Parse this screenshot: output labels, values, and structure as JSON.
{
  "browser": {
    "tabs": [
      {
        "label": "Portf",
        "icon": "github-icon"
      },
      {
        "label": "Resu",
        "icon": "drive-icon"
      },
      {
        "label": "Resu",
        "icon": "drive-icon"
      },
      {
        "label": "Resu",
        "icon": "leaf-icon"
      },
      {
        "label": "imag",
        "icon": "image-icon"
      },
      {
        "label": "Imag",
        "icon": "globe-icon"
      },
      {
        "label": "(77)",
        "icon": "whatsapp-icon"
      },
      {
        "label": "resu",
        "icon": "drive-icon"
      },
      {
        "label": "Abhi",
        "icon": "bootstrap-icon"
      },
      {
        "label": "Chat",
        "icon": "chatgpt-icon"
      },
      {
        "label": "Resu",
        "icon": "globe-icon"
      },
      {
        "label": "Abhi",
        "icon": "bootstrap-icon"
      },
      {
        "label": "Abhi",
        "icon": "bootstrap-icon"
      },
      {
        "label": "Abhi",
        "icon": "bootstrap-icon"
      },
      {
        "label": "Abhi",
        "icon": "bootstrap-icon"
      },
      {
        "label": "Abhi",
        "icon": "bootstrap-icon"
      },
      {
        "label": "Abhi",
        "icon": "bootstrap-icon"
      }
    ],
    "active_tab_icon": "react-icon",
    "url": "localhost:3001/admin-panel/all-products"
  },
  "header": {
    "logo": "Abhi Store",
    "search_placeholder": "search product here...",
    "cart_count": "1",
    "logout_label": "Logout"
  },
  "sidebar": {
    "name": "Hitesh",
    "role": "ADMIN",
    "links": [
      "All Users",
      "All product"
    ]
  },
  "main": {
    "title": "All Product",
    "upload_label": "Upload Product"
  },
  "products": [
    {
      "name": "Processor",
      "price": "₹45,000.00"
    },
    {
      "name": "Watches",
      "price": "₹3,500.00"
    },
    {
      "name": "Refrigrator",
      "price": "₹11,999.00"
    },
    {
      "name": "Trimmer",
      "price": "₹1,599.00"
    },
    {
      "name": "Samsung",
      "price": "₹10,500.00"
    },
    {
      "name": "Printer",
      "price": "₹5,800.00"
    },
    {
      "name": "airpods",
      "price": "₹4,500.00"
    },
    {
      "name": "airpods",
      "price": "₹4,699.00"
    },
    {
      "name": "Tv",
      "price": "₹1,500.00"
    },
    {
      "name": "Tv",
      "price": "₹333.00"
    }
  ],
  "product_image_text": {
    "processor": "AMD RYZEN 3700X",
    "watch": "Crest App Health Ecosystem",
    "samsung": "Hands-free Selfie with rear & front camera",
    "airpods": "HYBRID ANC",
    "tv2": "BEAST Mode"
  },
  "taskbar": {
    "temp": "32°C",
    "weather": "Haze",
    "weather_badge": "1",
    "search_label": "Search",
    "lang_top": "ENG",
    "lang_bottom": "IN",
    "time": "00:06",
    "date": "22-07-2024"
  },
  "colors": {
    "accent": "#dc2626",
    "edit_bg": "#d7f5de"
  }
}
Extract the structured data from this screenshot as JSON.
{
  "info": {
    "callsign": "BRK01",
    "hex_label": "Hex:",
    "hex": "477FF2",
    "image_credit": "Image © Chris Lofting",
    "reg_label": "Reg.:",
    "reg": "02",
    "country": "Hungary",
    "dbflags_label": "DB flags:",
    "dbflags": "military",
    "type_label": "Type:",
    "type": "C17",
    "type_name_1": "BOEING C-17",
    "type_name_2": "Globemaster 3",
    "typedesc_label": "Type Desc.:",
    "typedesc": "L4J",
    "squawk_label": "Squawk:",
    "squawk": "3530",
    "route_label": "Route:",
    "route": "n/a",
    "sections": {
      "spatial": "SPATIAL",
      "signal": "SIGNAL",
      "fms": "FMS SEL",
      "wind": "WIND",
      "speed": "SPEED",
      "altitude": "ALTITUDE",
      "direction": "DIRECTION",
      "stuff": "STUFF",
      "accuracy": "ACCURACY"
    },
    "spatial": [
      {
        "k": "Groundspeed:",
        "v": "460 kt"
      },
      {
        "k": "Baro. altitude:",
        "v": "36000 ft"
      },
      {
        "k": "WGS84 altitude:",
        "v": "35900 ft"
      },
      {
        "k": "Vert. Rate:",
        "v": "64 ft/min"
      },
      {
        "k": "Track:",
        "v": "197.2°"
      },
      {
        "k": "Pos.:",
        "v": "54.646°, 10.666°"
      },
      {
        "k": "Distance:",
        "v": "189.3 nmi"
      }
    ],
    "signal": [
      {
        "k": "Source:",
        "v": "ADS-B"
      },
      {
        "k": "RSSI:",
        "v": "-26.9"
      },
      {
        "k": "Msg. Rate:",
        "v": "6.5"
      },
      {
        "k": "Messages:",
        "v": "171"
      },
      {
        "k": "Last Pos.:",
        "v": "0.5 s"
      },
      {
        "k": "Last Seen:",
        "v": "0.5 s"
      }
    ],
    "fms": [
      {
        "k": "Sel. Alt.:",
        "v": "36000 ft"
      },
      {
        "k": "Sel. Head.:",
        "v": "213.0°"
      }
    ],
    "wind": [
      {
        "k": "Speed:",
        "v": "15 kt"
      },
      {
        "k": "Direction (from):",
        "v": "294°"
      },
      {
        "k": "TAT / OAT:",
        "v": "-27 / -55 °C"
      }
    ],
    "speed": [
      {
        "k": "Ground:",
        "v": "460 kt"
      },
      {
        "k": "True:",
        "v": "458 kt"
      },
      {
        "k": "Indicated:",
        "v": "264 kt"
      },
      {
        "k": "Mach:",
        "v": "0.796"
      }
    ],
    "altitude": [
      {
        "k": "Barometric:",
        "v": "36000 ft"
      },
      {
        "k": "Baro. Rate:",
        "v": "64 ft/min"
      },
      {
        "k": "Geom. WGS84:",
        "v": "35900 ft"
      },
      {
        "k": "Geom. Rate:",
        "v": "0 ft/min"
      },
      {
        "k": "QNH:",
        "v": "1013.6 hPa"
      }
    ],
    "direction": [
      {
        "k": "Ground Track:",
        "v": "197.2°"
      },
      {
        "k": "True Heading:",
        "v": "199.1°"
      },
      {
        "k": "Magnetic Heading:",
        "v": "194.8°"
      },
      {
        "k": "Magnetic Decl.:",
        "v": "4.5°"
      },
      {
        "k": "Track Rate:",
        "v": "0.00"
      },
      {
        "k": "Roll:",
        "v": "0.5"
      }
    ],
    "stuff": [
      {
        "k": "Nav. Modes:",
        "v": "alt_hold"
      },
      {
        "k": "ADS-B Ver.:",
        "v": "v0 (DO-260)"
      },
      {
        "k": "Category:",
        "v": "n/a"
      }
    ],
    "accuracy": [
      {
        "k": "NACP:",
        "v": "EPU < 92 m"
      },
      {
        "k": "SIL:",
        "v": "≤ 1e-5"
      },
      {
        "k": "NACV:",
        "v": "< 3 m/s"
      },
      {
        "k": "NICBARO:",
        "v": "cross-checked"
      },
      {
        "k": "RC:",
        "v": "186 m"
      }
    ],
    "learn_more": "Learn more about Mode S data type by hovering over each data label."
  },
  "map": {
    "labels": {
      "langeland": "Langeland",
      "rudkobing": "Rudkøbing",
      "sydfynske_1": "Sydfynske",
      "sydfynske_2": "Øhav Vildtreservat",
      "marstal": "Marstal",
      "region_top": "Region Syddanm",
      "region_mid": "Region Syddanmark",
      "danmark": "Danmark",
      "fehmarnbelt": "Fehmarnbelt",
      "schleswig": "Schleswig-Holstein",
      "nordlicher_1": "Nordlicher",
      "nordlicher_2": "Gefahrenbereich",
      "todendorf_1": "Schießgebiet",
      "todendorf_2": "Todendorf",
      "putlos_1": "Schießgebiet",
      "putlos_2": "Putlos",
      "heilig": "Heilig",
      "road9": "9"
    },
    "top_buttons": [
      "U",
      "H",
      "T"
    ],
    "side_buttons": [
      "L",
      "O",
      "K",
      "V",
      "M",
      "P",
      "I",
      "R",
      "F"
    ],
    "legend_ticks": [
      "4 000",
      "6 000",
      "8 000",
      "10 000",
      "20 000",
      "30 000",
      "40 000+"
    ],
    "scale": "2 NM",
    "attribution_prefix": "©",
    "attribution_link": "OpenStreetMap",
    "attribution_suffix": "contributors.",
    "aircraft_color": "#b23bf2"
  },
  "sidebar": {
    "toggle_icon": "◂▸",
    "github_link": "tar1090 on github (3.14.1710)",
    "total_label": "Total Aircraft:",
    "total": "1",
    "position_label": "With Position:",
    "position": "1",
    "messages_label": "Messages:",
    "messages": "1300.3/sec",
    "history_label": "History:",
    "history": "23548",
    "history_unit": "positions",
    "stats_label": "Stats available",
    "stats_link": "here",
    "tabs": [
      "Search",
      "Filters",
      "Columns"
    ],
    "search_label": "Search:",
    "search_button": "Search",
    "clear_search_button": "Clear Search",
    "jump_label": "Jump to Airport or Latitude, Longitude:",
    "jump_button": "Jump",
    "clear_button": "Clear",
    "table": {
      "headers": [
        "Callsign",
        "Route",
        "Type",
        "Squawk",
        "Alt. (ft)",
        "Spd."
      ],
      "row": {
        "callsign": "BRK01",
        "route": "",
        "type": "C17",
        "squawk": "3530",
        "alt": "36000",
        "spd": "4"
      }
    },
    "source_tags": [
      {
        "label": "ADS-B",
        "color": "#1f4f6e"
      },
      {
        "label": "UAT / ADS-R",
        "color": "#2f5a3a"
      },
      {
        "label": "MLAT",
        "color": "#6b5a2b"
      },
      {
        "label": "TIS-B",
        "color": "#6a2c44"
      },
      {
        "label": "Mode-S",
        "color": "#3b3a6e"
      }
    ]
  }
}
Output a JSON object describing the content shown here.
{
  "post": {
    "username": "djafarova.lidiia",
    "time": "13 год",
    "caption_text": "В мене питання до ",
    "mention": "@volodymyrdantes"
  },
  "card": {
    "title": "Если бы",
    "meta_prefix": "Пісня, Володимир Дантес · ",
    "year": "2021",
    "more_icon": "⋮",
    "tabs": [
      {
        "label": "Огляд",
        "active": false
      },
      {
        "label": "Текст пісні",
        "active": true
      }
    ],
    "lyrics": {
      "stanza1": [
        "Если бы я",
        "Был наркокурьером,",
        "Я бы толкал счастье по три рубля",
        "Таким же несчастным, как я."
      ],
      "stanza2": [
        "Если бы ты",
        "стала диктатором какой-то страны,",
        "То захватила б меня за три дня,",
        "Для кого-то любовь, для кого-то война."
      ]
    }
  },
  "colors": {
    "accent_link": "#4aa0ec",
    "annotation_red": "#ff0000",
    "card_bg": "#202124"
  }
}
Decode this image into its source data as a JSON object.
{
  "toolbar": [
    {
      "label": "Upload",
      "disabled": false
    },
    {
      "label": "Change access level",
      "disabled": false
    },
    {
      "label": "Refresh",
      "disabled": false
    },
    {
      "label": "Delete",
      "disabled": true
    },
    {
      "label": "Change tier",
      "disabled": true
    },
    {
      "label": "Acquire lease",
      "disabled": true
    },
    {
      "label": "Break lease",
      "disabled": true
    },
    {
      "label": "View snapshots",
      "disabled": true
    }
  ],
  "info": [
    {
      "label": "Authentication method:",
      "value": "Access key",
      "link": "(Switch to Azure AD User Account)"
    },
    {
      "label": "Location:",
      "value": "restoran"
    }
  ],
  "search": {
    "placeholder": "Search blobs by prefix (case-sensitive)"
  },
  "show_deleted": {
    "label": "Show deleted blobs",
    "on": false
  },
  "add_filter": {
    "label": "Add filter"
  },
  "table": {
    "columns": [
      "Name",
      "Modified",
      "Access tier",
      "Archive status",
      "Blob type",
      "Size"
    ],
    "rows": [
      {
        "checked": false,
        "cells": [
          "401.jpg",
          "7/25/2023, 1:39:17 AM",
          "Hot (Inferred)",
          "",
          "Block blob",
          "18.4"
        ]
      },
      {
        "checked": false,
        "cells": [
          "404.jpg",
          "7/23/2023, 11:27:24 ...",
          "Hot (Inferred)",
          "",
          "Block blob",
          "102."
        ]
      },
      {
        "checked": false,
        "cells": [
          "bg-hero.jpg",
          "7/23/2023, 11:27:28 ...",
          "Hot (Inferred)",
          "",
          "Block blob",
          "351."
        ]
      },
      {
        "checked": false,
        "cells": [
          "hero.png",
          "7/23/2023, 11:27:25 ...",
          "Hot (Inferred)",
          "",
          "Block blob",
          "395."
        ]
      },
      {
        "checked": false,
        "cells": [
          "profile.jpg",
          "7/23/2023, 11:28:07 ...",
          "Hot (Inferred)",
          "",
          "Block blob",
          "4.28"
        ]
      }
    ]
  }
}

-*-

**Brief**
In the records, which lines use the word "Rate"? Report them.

**Response**
        "k": "Vert. Rate:",
        "k": "Msg. Rate:",
        "k": "Baro. Rate:",
        "k": "Geom. Rate:",
        "k": "Track Rate:",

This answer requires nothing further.